By Jim Garamone
American Forces Press Service
Nov. 24, 2009 - The leaders of an independent review panel toured the scene of the Fort Hood, Texas, shooting rampage today and described how they view the panel's mission. Former Veterans Affairs Secretary Togo West and retired Adm. Vern Clark spoke at a short news conference at Fort Hood. The two men met with Defense Secretary Robert M. Gates yesterday and received their charge from him.
The panel will review the circumstances surrounding the Nov. 5 shooting to see how future incidents could be avoided. "We will look at policies and procedures that look at how we deal with servicemembers who may cause trouble or harm to their fellows," West said.
The review is to look at personal reliability programs, counseling programs, procedures on the handling of defense employee's adverse information, medical screening and pre- and post-deployment evaluations. The panel members also are to look at the response to the incident and see how these procedures could be improved.
Today's trip to Fort Hood was important to starting the review, Clark, a former chief of naval operations, said.
"It was important to me to see the site, walk the ground and really see the setting," he said. "Today's activities have been immensely valuable in providing the baseline of factual information upon which we will grow the rest of the information that is required to conduct the assessment."
Clark said he was impressed with the Army's 3rd Corps leadership team. "I just want to single out ... the leadership team at the hospital," he said, adding that the panel also is charged with evaluating the performance of the first responders. "The story about how the first responder team performed is very, very encouraging. It not only involves the leadership team here at Fort Hood, but it involves the leadership teams of the hospitals in the local area and the manner in which they all responded."
West reminded everyone that the panel is not conducting a criminal investigation and will not interfere with the criminal case against Maj. Nidal M. Hasan, the Army psychiatrist charged with 13 counts of murder who remains hospitalized in intensive care.
West said his group will "not point fingers.
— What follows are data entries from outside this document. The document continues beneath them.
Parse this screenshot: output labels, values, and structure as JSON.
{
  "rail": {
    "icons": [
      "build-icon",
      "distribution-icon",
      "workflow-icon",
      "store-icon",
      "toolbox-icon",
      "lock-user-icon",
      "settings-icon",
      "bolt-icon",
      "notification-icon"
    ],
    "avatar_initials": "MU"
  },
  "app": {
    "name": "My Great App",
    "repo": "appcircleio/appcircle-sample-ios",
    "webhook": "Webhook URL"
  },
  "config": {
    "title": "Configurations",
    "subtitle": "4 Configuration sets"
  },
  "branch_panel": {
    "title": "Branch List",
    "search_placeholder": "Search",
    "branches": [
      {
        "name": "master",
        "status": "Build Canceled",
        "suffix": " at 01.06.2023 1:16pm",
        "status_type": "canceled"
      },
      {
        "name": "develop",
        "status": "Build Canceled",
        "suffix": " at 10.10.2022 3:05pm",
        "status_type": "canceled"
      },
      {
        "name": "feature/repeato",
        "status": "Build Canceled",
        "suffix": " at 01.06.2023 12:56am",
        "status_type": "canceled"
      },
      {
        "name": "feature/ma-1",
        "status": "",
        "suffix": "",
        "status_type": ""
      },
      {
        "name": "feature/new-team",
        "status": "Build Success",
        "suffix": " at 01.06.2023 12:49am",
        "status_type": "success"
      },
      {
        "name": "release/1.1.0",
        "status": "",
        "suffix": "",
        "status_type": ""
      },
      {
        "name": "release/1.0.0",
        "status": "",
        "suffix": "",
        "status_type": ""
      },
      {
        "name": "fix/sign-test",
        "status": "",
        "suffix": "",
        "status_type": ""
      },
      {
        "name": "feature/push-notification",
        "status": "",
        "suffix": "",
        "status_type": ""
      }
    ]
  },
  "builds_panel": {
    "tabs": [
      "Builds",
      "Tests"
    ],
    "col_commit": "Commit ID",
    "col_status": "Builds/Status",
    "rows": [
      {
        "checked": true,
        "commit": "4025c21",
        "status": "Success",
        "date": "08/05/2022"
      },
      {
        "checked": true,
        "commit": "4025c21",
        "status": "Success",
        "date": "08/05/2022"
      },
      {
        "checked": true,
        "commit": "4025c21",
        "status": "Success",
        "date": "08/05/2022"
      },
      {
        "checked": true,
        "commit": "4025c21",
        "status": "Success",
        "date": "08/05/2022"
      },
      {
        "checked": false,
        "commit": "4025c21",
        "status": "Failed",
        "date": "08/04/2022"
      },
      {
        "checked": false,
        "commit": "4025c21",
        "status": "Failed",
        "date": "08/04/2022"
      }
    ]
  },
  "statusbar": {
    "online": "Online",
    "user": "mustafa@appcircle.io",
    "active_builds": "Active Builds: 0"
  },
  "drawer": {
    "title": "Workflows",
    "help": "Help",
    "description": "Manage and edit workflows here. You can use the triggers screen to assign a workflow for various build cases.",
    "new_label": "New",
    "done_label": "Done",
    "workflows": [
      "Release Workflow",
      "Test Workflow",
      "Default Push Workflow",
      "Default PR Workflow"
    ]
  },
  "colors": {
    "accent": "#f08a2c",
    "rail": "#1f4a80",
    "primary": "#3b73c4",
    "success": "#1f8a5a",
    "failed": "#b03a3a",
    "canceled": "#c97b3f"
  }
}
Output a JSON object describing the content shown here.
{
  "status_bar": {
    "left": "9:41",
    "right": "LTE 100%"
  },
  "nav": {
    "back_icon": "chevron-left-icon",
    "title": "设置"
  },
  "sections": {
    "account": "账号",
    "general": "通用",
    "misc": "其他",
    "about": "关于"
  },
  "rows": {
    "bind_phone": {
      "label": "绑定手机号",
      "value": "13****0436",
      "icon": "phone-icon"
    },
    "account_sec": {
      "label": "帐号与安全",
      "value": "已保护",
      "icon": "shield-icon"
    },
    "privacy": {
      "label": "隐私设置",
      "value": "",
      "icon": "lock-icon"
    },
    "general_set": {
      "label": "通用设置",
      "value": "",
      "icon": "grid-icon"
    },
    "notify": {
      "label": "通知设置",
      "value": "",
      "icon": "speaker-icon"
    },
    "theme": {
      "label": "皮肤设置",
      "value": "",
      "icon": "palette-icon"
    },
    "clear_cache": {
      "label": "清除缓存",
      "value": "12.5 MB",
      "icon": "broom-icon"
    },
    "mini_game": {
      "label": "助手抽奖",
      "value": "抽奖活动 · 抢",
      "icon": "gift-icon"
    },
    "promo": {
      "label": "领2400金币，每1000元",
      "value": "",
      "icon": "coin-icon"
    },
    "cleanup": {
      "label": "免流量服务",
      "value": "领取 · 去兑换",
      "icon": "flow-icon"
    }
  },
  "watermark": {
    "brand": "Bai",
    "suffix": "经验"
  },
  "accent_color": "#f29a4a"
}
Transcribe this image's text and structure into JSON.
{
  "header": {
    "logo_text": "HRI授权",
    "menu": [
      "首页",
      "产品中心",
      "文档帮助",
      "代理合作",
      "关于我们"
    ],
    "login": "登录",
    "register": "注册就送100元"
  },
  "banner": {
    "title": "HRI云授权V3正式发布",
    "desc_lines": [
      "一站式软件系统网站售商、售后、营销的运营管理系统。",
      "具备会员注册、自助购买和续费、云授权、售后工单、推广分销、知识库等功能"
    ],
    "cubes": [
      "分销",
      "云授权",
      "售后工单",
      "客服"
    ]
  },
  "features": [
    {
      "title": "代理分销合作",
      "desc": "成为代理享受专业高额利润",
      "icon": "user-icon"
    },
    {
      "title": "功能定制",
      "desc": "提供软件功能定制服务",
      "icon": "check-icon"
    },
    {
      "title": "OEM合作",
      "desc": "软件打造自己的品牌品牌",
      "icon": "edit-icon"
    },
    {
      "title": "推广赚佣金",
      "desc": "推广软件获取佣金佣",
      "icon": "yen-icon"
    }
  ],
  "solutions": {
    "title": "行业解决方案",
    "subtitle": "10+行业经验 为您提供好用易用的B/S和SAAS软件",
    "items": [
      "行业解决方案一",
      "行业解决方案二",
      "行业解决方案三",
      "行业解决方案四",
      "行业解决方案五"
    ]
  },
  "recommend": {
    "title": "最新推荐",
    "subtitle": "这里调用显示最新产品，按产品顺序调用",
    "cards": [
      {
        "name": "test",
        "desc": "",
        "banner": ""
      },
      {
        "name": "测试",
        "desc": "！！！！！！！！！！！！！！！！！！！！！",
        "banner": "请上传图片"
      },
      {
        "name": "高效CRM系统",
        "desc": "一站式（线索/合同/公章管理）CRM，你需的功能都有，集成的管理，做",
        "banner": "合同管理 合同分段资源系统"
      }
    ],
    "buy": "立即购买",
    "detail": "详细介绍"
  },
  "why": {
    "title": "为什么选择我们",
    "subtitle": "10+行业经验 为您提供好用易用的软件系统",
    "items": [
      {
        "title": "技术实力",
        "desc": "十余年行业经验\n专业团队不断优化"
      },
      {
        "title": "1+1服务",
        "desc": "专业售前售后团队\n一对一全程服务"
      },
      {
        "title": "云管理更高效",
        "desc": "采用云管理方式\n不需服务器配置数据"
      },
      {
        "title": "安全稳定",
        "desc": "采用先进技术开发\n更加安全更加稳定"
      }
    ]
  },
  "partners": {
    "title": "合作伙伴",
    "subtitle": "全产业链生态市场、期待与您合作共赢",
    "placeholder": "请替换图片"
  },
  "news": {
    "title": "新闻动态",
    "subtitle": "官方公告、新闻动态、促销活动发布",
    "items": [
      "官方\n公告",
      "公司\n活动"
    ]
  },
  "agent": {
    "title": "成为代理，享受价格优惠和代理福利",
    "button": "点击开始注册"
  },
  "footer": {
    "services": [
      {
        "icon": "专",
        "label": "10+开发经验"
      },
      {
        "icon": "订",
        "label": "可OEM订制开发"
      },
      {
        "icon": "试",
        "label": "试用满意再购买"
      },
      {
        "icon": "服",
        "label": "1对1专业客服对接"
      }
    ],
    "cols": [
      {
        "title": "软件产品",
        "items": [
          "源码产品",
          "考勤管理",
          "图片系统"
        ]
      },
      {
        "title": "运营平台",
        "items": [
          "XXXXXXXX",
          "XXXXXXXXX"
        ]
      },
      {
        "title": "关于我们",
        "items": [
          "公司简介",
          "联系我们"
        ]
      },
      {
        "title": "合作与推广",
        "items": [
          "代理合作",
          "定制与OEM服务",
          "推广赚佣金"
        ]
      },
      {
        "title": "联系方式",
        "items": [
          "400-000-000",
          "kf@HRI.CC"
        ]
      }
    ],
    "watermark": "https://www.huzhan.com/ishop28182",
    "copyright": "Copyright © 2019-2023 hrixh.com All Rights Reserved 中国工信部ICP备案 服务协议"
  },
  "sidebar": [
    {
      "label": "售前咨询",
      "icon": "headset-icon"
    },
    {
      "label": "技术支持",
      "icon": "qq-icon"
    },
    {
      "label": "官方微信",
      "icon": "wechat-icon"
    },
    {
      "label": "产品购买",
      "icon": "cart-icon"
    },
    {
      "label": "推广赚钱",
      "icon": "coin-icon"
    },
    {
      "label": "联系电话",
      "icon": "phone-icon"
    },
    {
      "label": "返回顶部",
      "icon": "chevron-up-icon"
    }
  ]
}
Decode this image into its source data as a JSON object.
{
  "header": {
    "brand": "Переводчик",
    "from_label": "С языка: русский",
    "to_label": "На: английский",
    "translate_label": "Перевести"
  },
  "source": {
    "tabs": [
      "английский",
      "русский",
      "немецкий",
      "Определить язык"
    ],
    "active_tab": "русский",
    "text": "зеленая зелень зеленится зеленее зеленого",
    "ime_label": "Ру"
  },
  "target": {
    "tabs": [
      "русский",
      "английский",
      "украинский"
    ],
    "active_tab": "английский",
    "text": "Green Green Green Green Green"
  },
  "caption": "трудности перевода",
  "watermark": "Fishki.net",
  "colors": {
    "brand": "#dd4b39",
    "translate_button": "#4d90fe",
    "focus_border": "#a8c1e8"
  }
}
We are here to accumulate information and offer our best judgments to the secretary of defense."
The investigation is departmentwide, Clark said. "The secretary charged us to find the gaps that make us less effective than we desire to be, and to do that, we will go over a wide range of things after we go through the discovery process."
The panel report is due to Gates by Jan. 15.